Big Creek Lake (or Converse Reservoir) is a municipal reservoir which serves as the main source of drinking water for the city of Mobile, Alabama and its suburbs.[1] It was formed by the damming of Big Creek, a tributary of the Escatawpa River in southwest Alabama. The reservoir was the subject of controversy in the 1980s over freshwater rights between Alabama and Mississippi.[2]

Geography[edit]

Big Creek Lake is located at 30.74N, -88.34W, WNW of Semmes, Alabama. The reservoir is 3,600 acres (15 km2) in surface area. The reservoir’s watershed covers 103 square miles (267 km²) and lies totally within Mobile County.[1]

History[edit]

During the period from 1907 to 1940, the city of Mobile kept pace with providing water service for the population growth until the outbreak of World War II when it became increasingly apparent that the existing sources of supply were inadequate and undependable. A new source was necessary not only because of lack of sufficient quantity, but because the water sheds of Clear and Three Mile Creeks were becoming more urbanized and the quality of the supply was endangered. The source of supply recommended by the Mobile Water Works to the City and Planning Commissions was Big Creek, in the western part of Mobile County. The Big Creek project was placed in service in 1952 at a cost of about $7,000,000 including land, dams, pumphouse, reservoir and pipelines. Construction required two years.[3]

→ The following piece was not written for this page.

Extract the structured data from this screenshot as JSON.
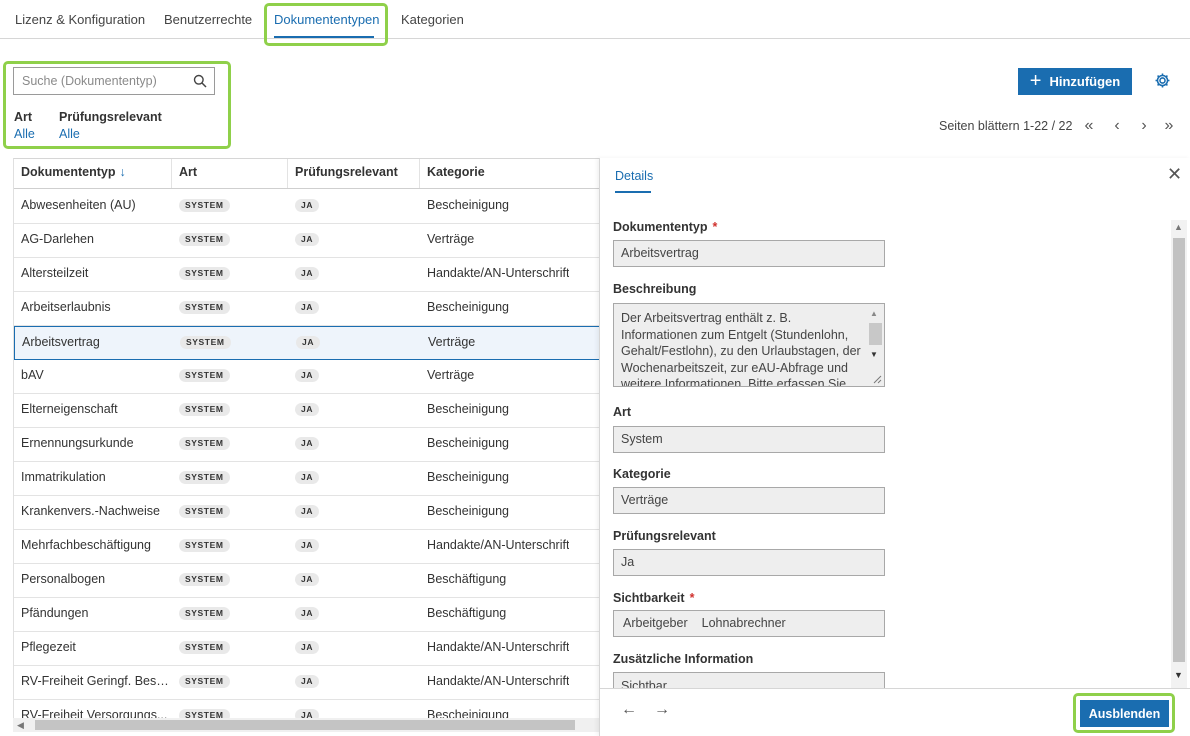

The Big Creek impoundment was named J. B. Converse Reservoir in 1987, but is commonly referred to as "Big Creek Lake". The pumping station was named S. Palmer Gaillard Pumping Station.[3]

Water is delivered from the 3,600-acre (15 km2) lake and pumping station by pipes to two reservoirs where it is diverted either to domestic or industrial use. The reservoirs are at an elevation of 220 ft (67 m) and industrial water is delivered by gravity to industry at an elevation of about 25 ft (8 m). The industrial water line extends from the filter plant northward about 7 mi (11 km) to the industrial sites at Magazine Point. Pumps at Big Creek Lake provide treated water to Mobile and untreated water to local industries such as chemical plants and paper mills.[3]

Controversy[edit]

The Big Creek tributary, like the Escatawpa, originates in Alabama and flows into Mississippi, joining the Escatawpa about nine miles (14 km) northeast of Robertson Lake. Big Creek Lake was a source of controversy regarding the equitable apportionment of limited fresh water resources between the states of Mississippi and Alabama in the early eighties. The City of Mobile utilizes waters from Big Creek Lake for their municipal drinking water supply, decreasing available flow for downstream uses in Mississippi.[4]

See also[edit]

References[edit]

  1. ^ a b "Drinking Water Quality" (PDF). MAWSS.com. Retrieved 2007-04-17. 
  2. ^ "About the Escatawpa River Watershed". WKRG.com. Archived from the original on 2007-09-27. Retrieved 2007-04-17. 
  3. ^ a b c "Water System". MAWSS.com. Archived from the original on 16 April 2007. Retrieved 2007-04-17. 
  4. ^ "Escatawpa". RiversOfAlabama.org. Archived from the original on 2007-09-27. Retrieved 2007-04-17. 

External links[edit]